The Mountain Dog Diet Confident he’d found a superior nutritional strategy, Meadows began posting on online message boards, writing articles for bodybuilding Web sites, and consulting for other bodybuilders. “I competed against a client of his, and I was really impressed with his conditioning,” says Brad Davis, an NPC national competitor who started working with Meadows in 2009. The results were twofold. “My cholesterol really dropped within a year’s time, and I actually got stronger when I was dieting for shows,” Davis says. “I usually get weak as a kitten as a diet goes on, but I was pushing weight three weeks out from a show that on my regular diet I could do only 12 weeks out. All my lifts were up.” While his carbs were very low as competition neared, Davis says the fat in his diet helped him retain muscle fullness as well. Davis placed eighth as a light heavyweight in the 2010 NPC USA Championships. Meadows himself competed in the Mr. Ohio contest that year and won first place in the light heavyweight class. “People asked me what I ate and I told them, ‘whole eggs cooked in palm oil, and beef,’ ” he says. “They were like, ‘What?’ ” Most impressively, Meadows has been able to restore his own health completely and maintain it even through the stresses and restrictions of a contest. “I got more blood work done right after the Mr. Ohio. My HDL cholesterol was at 60. Other bodybuilding gurus can get you ripped fast, but I think this diet will get you there quicker because your body is more efficient. We have found a way to be a competitive bodybuilder and still be healthy. These two things are very independent of each other, generally speaking.” Today, Meadows is a certified sports nutritionist (CISSN), and offers training and nutrition coaching on his site, mountaindogdiet.com (named for the Internet message board handle he used, which he created in honor of his pet Bernese mountain dog). At 39, Meadows walks around at 230 pounds and 9% body fat, and has gotten as low as 4% for contests using his approach.

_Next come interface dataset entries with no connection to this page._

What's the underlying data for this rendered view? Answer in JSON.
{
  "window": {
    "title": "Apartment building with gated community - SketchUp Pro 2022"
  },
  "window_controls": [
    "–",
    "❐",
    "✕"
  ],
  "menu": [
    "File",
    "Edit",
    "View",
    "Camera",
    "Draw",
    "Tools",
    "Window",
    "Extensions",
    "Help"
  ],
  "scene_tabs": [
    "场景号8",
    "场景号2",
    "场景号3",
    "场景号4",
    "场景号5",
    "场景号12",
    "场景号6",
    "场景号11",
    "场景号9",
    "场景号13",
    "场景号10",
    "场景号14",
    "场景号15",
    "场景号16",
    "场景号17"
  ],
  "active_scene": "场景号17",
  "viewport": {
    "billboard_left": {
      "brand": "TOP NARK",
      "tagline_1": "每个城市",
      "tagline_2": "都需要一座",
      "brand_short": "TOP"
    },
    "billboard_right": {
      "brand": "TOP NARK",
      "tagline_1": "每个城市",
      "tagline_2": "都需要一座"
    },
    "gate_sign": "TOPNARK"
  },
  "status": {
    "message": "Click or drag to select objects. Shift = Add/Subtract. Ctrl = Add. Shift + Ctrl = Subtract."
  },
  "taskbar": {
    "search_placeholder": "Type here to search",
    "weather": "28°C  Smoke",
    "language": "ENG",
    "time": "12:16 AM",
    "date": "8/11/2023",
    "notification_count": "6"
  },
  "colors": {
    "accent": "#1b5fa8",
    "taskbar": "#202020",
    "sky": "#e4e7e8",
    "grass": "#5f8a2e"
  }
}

How exactly does he do it? Here are the main points. Eat organic. Toxins are stored in fat. If you eat conventionally raised meat, you increase your chances of taking in steroids, hormones, and other chemicals that affect your ability to lose fat and stay healthy. “It’s funny, but when you first start eating mostly organic food, you feel like crap,” says Meadows. “It’s your fat cells releasing all the toxins that have built up inside you. Then you feel good. I tell people to be patient.” Eat organic meat and eggs whenever possible. Any milk you drink should be from grass-fed cows, and non-homogenized. Raw milk is the best option, as it will contain all the necessary enzymes your body needs to digest it, but it’s not easy to come by unless you’re part of a farm co-op group. Eat more fat. Half the composition of your cell membranes is saturated fat, so it’s essential for healthy functioning. It also makes for stronger, more supple joints. Meadows has competed in bodybuilding since the age of 13. He says his joints have never felt better than they do now, when his saturated fat consumption is at its highest. Fat is also key for absorbing fat-soluble vitamins like vitamin A, which encourages protein turnover and, indirectly, muscle growth. If you’re bulking up, fat allows you to eat fewer carbs overall because it’s so calorically dense. Cut back carbs. “All degenerative diseases—such as dementia, heart disease, and arthritis—can be tied to high blood sugar,” says Meadows. When you eat lots of carbs, your blood sugar elevates, and then the hormone insulin kicks in to bring it back down. In doing so, it takes the calories you’ve consumed and stores them as fat. It also causes the saturated fat you consume to raise cholesterol and triglyceride levels— hence the harm saturated fat has been associated with over the years. Once your blood sugar is low again, you’re hungry, and your instinct is to eat more carbs to bring up your blood sugar. “It’s a perpetual cycle,” says Meadows. “The higher your fat intake, the lower your carbs need to be,” says Meadows. “If you find you’re getting fat, you didn’t lower your carbs enough.” Meadows recommends having conservative portions of carbs, such as a cup of oats, mainly around workout time. While this shouldn’t raise your blood sugar significantly, you can lessen any spike with some fat (try adding two tablespoons of almond butter). Consume prebiotics and probiotics. These two kinds of healthy bacteria help make digestion more efficient. Take supplements. Meadows recommends taking alpha-lipoic acid for liver health and for its ability to lower blood sugar. Digestive enzymes are great when you’re bulking and have to take in a lot of food—they’ll reduce any gas and bloating.
Fonte: MUSCLE & Fitness — 07.11